The most common cancers, according to him, are breasts, cervix, head and neck, liver, stomach and lung.

Breast cancer, according to him, is the number one cancer in Malaysia and there are about 30,000 to 40,000 cancer cases with 200 cancer patients among the 100,000 population in Malaysia generally.

"Usually breast cancer patients would have the disease spread to their brain, liver and bones through lymph nodes. Therefore, it is important for the lymph nodes to be removed through surgery to avoid the spread of the cancer cells to other organs," he said.

"Women found to have lumps on their breasts, which are not painful, would usually not consult doctors due to fear and prefer to take traditional medicines," he explained.

"One in 19 women in Malaysia acquires the risk of getting breast cancer whereas one in every eight women gets breast cancer. However, in United States, the average of the size for breast cancer is only two centimetres and in Malaysia the size would reach up to four centimetres," he said.

Patients nowadays have a lot of choices in getting their cancer treated, for example, radiotherapy, chemotherapy, hormone treatment for breast cancer, cyberknife and surgery, he said.

"Surgery would usually be the main treatment and most people are afraid of being treated through chemotherapy due to its side effects, but they should understand that we do have medications to prevent nausea," he explained.
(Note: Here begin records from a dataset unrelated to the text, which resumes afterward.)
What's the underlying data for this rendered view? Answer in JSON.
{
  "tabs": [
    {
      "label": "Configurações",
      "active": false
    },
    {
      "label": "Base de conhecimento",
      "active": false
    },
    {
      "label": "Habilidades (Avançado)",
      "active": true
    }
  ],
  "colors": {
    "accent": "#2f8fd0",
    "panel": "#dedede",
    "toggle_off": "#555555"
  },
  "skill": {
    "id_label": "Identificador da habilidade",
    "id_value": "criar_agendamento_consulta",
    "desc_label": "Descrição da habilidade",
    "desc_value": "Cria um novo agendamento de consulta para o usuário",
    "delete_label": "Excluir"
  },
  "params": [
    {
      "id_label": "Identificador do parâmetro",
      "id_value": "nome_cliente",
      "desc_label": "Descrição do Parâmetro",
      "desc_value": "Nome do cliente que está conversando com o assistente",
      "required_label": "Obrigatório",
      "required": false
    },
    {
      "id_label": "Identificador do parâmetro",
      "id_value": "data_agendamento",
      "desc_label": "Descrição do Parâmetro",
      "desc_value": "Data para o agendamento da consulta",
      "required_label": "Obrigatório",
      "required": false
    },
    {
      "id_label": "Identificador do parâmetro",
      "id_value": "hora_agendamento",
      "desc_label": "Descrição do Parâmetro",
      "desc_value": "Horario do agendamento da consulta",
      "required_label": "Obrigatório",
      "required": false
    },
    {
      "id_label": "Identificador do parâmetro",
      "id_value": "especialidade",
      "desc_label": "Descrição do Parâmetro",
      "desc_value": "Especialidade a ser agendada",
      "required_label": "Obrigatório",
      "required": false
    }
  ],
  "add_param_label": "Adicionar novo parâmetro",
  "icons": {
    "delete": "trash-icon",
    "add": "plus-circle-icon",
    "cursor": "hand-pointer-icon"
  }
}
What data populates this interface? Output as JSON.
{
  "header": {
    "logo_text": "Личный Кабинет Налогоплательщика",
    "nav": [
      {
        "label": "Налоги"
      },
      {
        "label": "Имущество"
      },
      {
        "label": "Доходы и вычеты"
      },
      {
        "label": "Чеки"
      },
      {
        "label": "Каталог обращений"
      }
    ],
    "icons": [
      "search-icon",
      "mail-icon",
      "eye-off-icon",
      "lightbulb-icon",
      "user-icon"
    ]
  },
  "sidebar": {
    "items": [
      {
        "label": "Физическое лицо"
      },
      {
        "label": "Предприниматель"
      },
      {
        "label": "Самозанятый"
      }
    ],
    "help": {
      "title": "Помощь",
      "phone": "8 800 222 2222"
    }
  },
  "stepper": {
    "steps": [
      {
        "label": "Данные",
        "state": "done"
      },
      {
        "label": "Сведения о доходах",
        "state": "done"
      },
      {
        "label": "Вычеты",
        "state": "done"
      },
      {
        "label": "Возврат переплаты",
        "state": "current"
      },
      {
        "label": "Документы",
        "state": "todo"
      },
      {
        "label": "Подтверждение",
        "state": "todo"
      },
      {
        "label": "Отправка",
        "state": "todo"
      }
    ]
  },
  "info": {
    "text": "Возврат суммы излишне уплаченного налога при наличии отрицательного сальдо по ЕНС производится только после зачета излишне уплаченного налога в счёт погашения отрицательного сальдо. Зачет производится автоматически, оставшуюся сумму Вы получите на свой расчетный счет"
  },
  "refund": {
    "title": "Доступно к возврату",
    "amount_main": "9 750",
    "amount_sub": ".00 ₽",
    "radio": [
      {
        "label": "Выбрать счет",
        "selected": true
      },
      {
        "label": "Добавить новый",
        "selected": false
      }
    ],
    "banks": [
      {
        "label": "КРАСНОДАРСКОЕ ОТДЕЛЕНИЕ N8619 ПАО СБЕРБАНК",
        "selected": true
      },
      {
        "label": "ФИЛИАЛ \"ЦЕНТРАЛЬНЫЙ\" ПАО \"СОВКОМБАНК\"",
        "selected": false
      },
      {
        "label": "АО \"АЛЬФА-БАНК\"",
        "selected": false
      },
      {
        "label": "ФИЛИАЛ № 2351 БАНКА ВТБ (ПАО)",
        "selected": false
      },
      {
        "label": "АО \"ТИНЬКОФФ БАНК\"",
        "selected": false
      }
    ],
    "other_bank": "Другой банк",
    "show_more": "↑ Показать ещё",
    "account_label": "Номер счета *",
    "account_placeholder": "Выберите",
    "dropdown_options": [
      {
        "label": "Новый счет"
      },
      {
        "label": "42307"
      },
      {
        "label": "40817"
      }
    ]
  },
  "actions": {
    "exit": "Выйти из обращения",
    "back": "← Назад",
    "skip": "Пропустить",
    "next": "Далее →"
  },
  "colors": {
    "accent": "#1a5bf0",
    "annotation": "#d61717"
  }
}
The radiotherapy treatment, according to him, consists of high energy of x-ray, which is usually used for patients with inactive cancer.

"Often, doctors would advise patients to undergo surgery, followed by the chemotherapy treatment.

This is known as adjutant chemotherapy," he said.

Mohamed explained that tumour is divided into two types, namely, benign and cancerous.

"The benign tumour will not spread but the cancerous tumour will grow fast and spread to other organs, damaging all the cells. In this case, every sign of spread, we will have to remove the lymph nodes," he said.